In a co-authored Columbia Journalism Review (CJR) article, Rani addressed questions about gender bias in immigration reporting: “The failure to tell a more representative range of stories about the immigrant experience helps push a largely derogatory and inaccurate narrative of immigrants. These narratives influence which policies are embraced by the public and endorsed by their representatives in government.”
The first step to fairer coverage is building awareness that women are underrepresented, as the Fuller study does. Then, reporters should go the extra mile to find their missing voices.
Rani offered the following advice for building the immigrant narrative, with an eye toward giving women fairer coverage:
Broaden the lens. Look at how immigration touches all aspects of society, from the economy to education and politics. Take a wider view of the impact immigrants make when they resettle — men and women. In CJR, Rani writes, “How might our debate on immigration be different if more stories showed immigrants building flourishing businesses, working in public service, and contributing in a myriad of ways to the betterment of communities?”
Go beyond the border. Once people enter into a new country, there is a tendency for reporters to drop the story. Yet, for immigrants, this is the beginning of their dreams for the future. What transpires when they start a new life? Where do they live, what jobs do they take on and what are some of the biggest challenges they face? Ask these questions in general, then take a closer look at how immigrant women are settling in, specifically.
Explore root causes of immigration. Rani called the reasons people leave their home countries “a hugely under-explored piece of the immigrant conversation.” Investigate why people are leaving their home countries, and explore potential policies or changes that are working to address these root causes.
Investigate violence as the culprit. Women are largely the ones affected by domestic violence, which was accepted in the U.S. as a reason for seeking asylum until 2018, when the 2014 decision was reversed. To gain a greater understanding, Rani suggests comparing and contrasting countries in a single region to see how they handle violence within their borders.

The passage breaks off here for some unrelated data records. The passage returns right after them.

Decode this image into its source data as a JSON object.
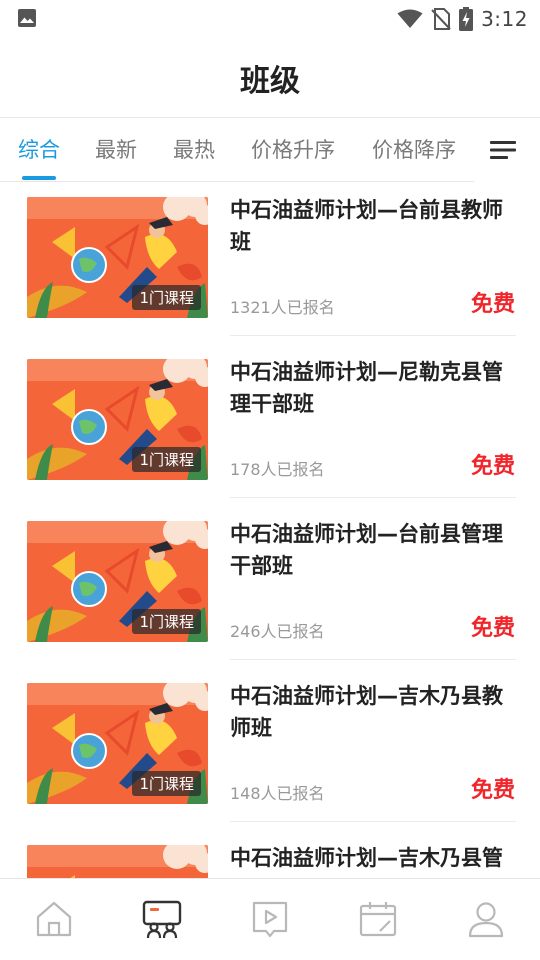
{
  "status_bar": {
    "time": "3:12",
    "icons": [
      "image-icon",
      "wifi-icon",
      "no-sim-icon",
      "battery-charging-icon"
    ]
  },
  "header": {
    "title": "班级"
  },
  "tabs": [
    {
      "label": "综合",
      "active": true
    },
    {
      "label": "最新",
      "active": false
    },
    {
      "label": "最热",
      "active": false
    },
    {
      "label": "价格升序",
      "active": false
    },
    {
      "label": "价格降序",
      "active": false
    }
  ],
  "sort_menu_icon": "menu-icon",
  "courses": [
    {
      "title": "中石油益师计划—台前县教师班",
      "badge": "1门课程",
      "enrolled": "1321人已报名",
      "price": "免费"
    },
    {
      "title": "中石油益师计划—尼勒克县管理干部班",
      "badge": "1门课程",
      "enrolled": "178人已报名",
      "price": "免费"
    },
    {
      "title": "中石油益师计划—台前县管理干部班",
      "badge": "1门课程",
      "enrolled": "246人已报名",
      "price": "免费"
    },
    {
      "title": "中石油益师计划—吉木乃县教师班",
      "badge": "1门课程",
      "enrolled": "148人已报名",
      "price": "免费"
    },
    {
      "title": "中石油益师计划—吉木乃县管",
      "badge": "",
      "enrolled": "",
      "price": ""
    }
  ],
  "bottom_nav": [
    {
      "icon": "home-icon",
      "active": false
    },
    {
      "icon": "class-icon",
      "active": true
    },
    {
      "icon": "video-icon",
      "active": false
    },
    {
      "icon": "calendar-icon",
      "active": false
    },
    {
      "icon": "profile-icon",
      "active": false
    }
  ],
  "colors": {
    "accent": "#1a9be0",
    "price": "#f0262b",
    "thumb_bg": "#f4663a"
  }
}
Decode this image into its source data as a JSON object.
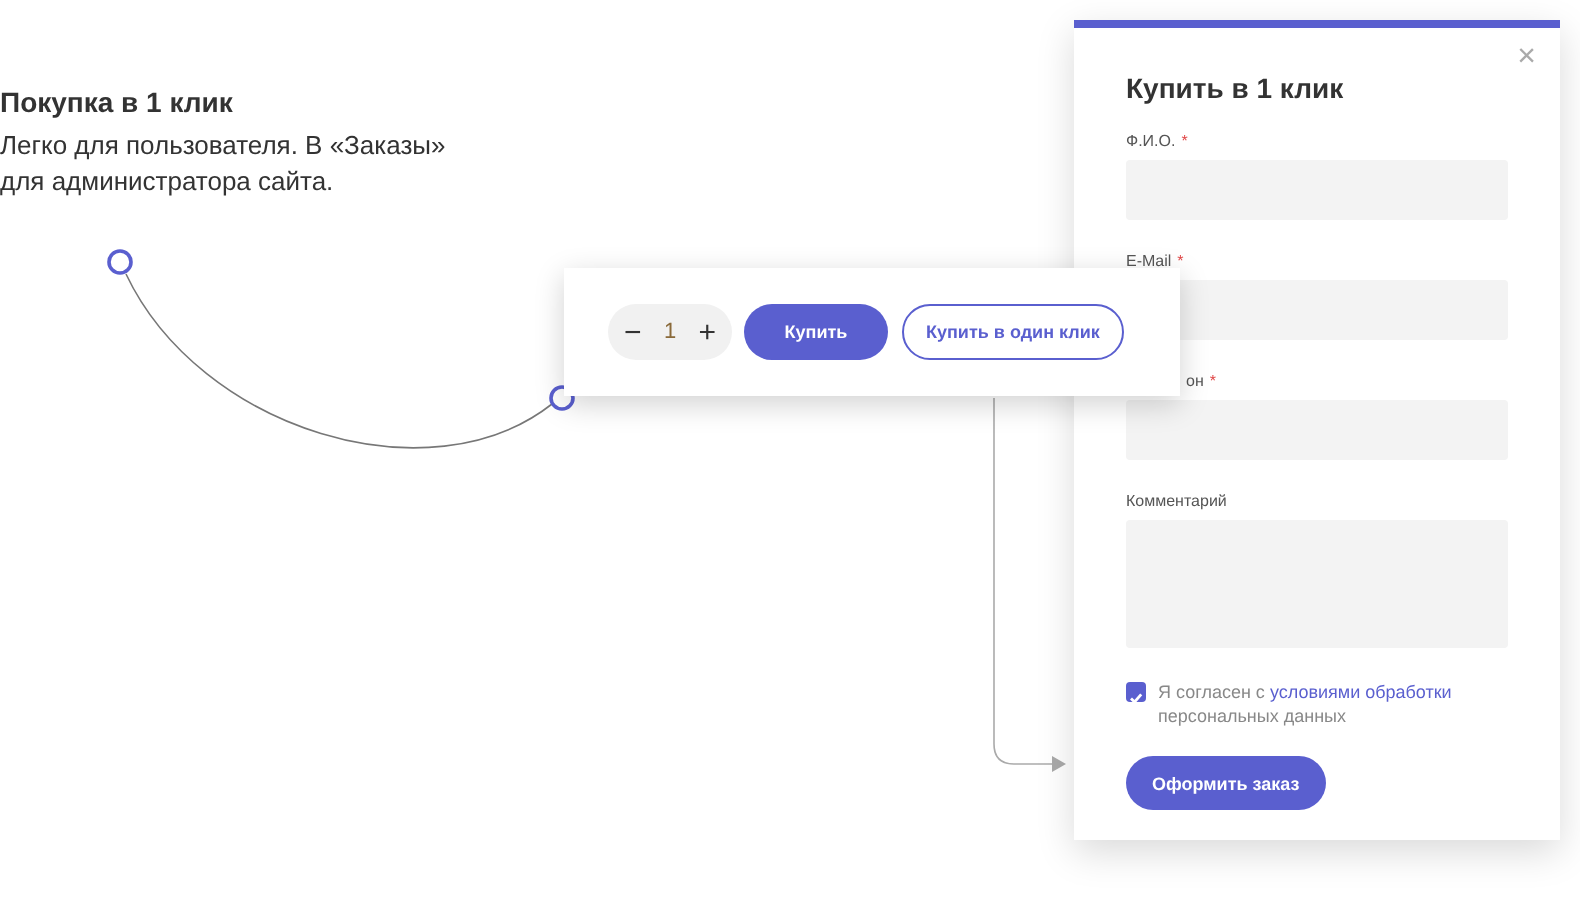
{
  "callout": {
    "title": "Покупка в 1 клик",
    "description": "Легко для пользователя. В «Заказы» для администратора сайта."
  },
  "product_card": {
    "decrease": "−",
    "quantity": "1",
    "increase": "+",
    "buttons": [
      {
        "label": "Купить",
        "kind": "filled"
      },
      {
        "label": "Купить в один клик",
        "kind": "outline"
      }
    ]
  },
  "modal": {
    "title": "Купить в 1 клик",
    "close": "×",
    "fields": [
      {
        "label": "Ф.И.О.",
        "required_mark": "*",
        "kind": "input"
      },
      {
        "label": "E-Mail",
        "required_mark": "*",
        "kind": "input"
      },
      {
        "label": "он",
        "required_mark": "*",
        "kind": "input"
      },
      {
        "label": "Комментарий",
        "kind": "textarea"
      }
    ],
    "consent": {
      "checked": true,
      "text_before": "Я согласен с",
      "link": "условиями обработки",
      "text_after": "персональных данных"
    },
    "submit": "Оформить заказ"
  }
}
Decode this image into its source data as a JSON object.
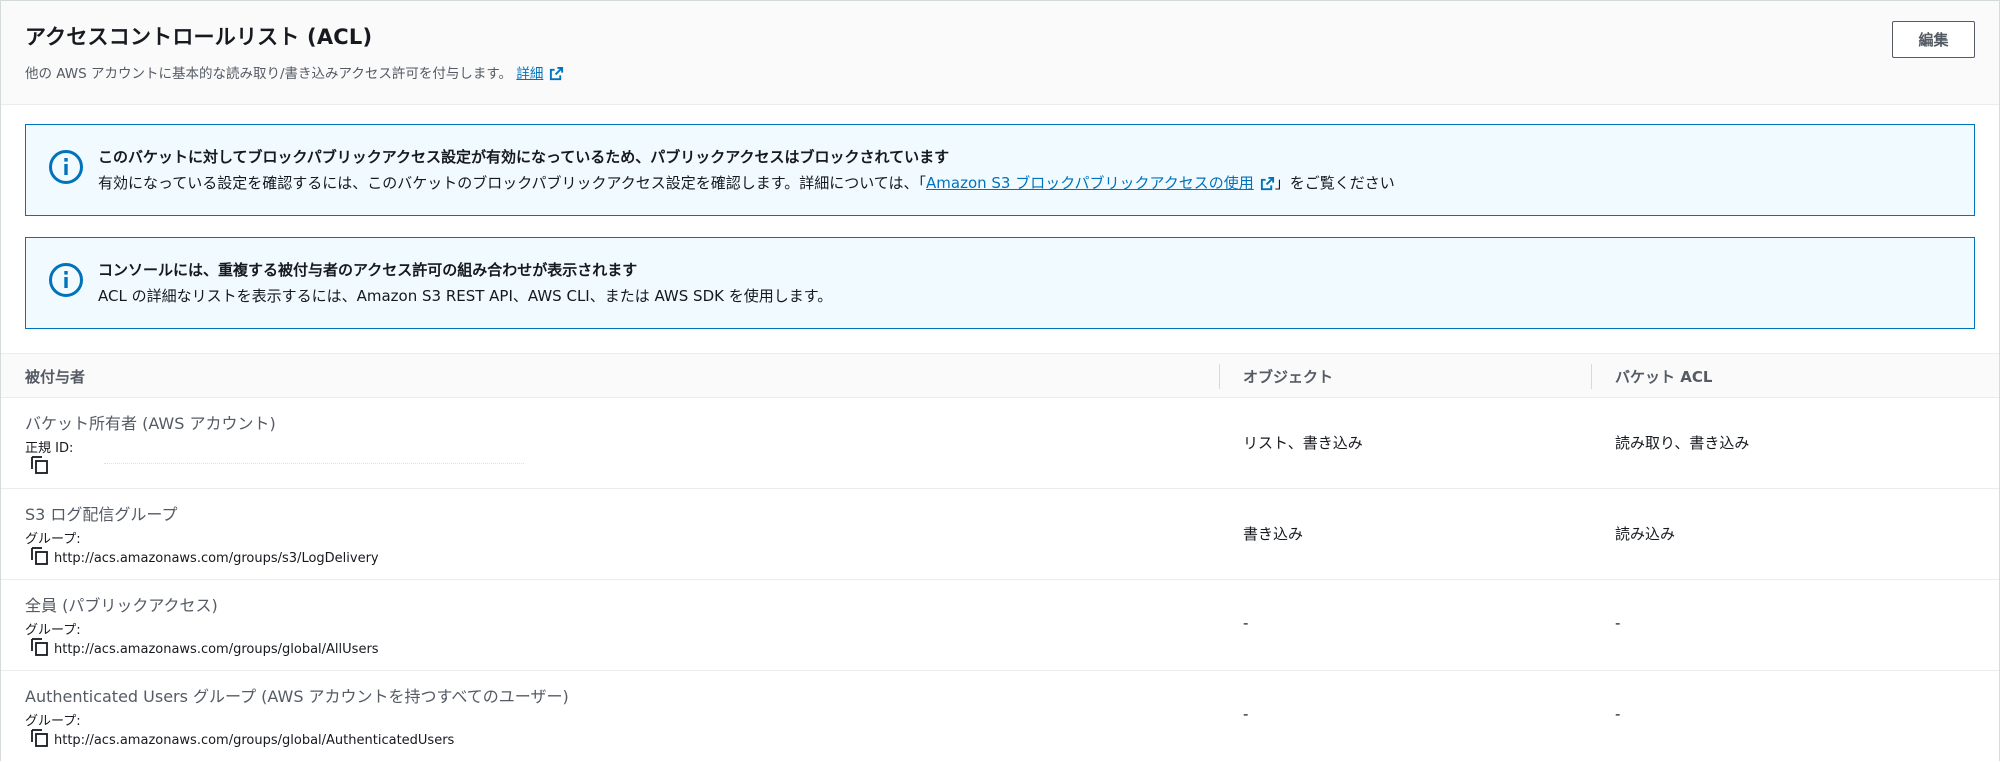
{
  "header": {
    "title": "アクセスコントロールリスト (ACL)",
    "description": "他の AWS アカウントに基本的な読み取り/書き込みアクセス許可を付与します。",
    "details_link": "詳細",
    "edit_button": "編集"
  },
  "alerts": [
    {
      "title": "このバケットに対してブロックパブリックアクセス設定が有効になっているため、パブリックアクセスはブロックされています",
      "body_prefix": "有効になっている設定を確認するには、このバケットのブロックパブリックアクセス設定を確認します。詳細については、「",
      "link": "Amazon S3 ブロックパブリックアクセスの使用",
      "body_suffix": "」をご覧ください"
    },
    {
      "title": "コンソールには、重複する被付与者のアクセス許可の組み合わせが表示されます",
      "body": "ACL の詳細なリストを表示するには、Amazon S3 REST API、AWS CLI、または AWS SDK を使用します。"
    }
  ],
  "table": {
    "columns": [
      "被付与者",
      "オブジェクト",
      "バケット ACL"
    ],
    "rows": [
      {
        "name": "バケット所有者 (AWS アカウント)",
        "label": "正規 ID:",
        "id": "",
        "object": "リスト、書き込み",
        "bucket_acl": "読み取り、書き込み"
      },
      {
        "name": "S3 ログ配信グループ",
        "label": "グループ:",
        "id": "http://acs.amazonaws.com/groups/s3/LogDelivery",
        "object": "書き込み",
        "bucket_acl": "読み込み"
      },
      {
        "name": "全員 (パブリックアクセス)",
        "label": "グループ:",
        "id": "http://acs.amazonaws.com/groups/global/AllUsers",
        "object": "-",
        "bucket_acl": "-"
      },
      {
        "name": "Authenticated Users グループ (AWS アカウントを持つすべてのユーザー)",
        "label": "グループ:",
        "id": "http://acs.amazonaws.com/groups/global/AuthenticatedUsers",
        "object": "-",
        "bucket_acl": "-"
      }
    ]
  },
  "icons": {
    "info": "info-circle-icon",
    "external": "external-link-icon",
    "copy": "copy-icon"
  },
  "colors": {
    "accent": "#0073bb",
    "alert_bg": "#f1faff",
    "text": "#16191f",
    "muted": "#545b64"
  }
}
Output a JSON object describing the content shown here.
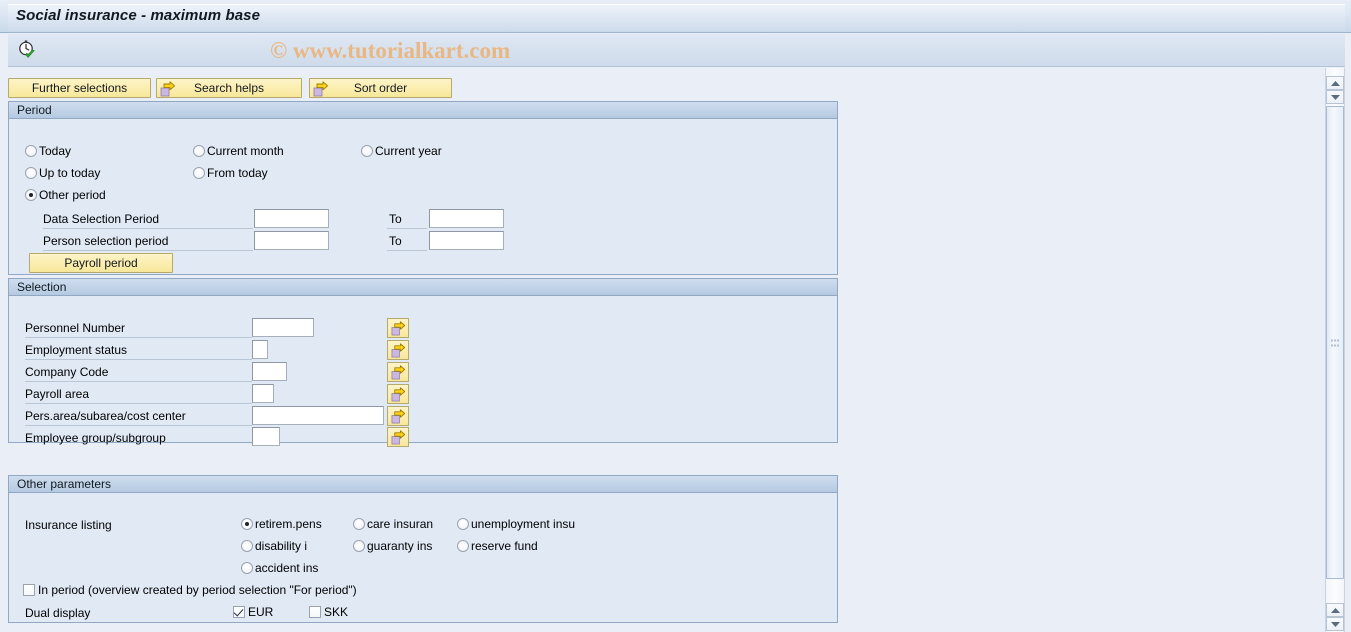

Which have been most successful at quelling domestic violence or attacks by criminal gangs? What policies are in place that work? Would these same strategies be effective in other places?
Look beyond crisis and failure. Journalism’s watchdog role in exposing wrongdoing and drawing attention to problems remains important, “But if that’s all you’re reporting, you’re creating a very misleading picture of immigrants,” said Rani. “There are so many untapped human interest stories out there. The challenge is to make sure women’s voices and their issues are included in the overall conversation.”
Don’t know where to begin? Below is a link to a story profiling strong female voices, both as main subjects and as sources. It was produced as part of a partnership between Fuller Project and ELLE UK.